_Work order:_ Copy each line from the data that has the word "load" in it.

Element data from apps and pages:
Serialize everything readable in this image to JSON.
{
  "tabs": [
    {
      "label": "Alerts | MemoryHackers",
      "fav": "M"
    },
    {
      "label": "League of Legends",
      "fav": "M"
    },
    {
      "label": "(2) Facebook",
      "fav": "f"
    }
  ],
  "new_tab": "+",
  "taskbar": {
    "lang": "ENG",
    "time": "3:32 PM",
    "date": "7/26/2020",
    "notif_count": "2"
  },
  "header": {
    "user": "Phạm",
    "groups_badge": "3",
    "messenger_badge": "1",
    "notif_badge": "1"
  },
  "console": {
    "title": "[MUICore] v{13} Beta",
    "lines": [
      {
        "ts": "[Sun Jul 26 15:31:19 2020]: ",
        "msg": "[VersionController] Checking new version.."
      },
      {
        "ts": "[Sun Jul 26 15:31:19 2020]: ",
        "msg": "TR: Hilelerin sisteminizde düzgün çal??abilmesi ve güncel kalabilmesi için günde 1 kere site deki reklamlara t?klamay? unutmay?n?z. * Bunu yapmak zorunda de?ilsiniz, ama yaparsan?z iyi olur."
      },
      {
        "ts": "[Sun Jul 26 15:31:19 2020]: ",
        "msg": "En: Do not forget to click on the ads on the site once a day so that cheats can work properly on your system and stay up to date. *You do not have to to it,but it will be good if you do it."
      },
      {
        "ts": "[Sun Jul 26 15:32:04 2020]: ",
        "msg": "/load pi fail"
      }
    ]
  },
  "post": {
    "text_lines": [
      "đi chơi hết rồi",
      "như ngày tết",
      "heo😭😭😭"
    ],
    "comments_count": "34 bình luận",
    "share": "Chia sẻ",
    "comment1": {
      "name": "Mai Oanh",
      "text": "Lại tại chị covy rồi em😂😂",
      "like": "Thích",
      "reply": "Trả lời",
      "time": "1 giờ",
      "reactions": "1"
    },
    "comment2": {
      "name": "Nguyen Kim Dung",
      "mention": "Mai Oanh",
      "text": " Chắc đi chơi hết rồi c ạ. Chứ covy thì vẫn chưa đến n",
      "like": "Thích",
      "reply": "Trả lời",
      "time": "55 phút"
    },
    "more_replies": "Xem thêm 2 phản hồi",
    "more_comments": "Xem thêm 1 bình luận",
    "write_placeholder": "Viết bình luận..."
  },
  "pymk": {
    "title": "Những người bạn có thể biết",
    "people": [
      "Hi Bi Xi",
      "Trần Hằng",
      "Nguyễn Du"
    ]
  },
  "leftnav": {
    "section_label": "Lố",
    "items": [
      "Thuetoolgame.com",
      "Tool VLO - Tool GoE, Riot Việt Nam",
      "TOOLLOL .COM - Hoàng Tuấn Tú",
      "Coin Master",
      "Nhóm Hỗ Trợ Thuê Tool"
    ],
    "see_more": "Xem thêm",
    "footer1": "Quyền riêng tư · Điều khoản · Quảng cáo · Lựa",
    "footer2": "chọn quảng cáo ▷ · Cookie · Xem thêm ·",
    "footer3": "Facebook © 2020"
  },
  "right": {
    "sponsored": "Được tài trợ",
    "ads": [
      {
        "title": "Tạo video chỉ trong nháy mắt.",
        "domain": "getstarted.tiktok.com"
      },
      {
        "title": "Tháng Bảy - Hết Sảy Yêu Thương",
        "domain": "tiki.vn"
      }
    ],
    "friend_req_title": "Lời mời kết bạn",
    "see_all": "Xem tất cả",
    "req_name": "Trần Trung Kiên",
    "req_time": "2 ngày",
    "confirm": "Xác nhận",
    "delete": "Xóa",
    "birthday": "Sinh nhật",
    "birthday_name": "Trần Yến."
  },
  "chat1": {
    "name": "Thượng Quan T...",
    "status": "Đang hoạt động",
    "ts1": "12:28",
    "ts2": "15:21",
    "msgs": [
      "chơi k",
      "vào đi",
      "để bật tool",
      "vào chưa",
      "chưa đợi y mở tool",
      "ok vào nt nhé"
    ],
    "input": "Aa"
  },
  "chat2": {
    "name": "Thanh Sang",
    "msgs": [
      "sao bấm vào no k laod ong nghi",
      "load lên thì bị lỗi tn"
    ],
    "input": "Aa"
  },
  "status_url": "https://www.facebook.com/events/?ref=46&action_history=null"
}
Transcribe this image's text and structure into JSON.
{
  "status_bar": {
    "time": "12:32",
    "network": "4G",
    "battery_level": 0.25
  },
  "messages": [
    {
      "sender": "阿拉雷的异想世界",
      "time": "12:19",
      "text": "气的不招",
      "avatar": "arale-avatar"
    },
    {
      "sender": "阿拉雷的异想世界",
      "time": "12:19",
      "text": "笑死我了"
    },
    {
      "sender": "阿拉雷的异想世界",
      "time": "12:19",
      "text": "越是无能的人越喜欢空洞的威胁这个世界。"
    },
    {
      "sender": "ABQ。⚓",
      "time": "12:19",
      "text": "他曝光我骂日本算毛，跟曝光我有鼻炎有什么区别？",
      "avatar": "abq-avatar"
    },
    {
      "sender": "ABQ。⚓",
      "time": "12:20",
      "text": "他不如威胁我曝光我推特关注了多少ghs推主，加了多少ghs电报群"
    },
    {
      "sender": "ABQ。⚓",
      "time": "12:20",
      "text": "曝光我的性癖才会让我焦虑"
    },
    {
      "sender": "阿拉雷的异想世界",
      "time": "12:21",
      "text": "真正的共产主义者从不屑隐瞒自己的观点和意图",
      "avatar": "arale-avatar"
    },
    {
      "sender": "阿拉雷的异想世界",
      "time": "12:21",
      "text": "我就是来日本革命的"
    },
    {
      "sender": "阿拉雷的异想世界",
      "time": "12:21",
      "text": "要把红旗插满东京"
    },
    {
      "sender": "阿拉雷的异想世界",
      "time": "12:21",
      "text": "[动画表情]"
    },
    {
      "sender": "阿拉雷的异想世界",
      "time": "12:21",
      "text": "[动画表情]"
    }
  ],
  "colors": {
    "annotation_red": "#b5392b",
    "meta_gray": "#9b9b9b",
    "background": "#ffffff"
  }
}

_Exercise solution:_
        "msg": "/load pi fail"
      "load lên thì bị lỗi tn"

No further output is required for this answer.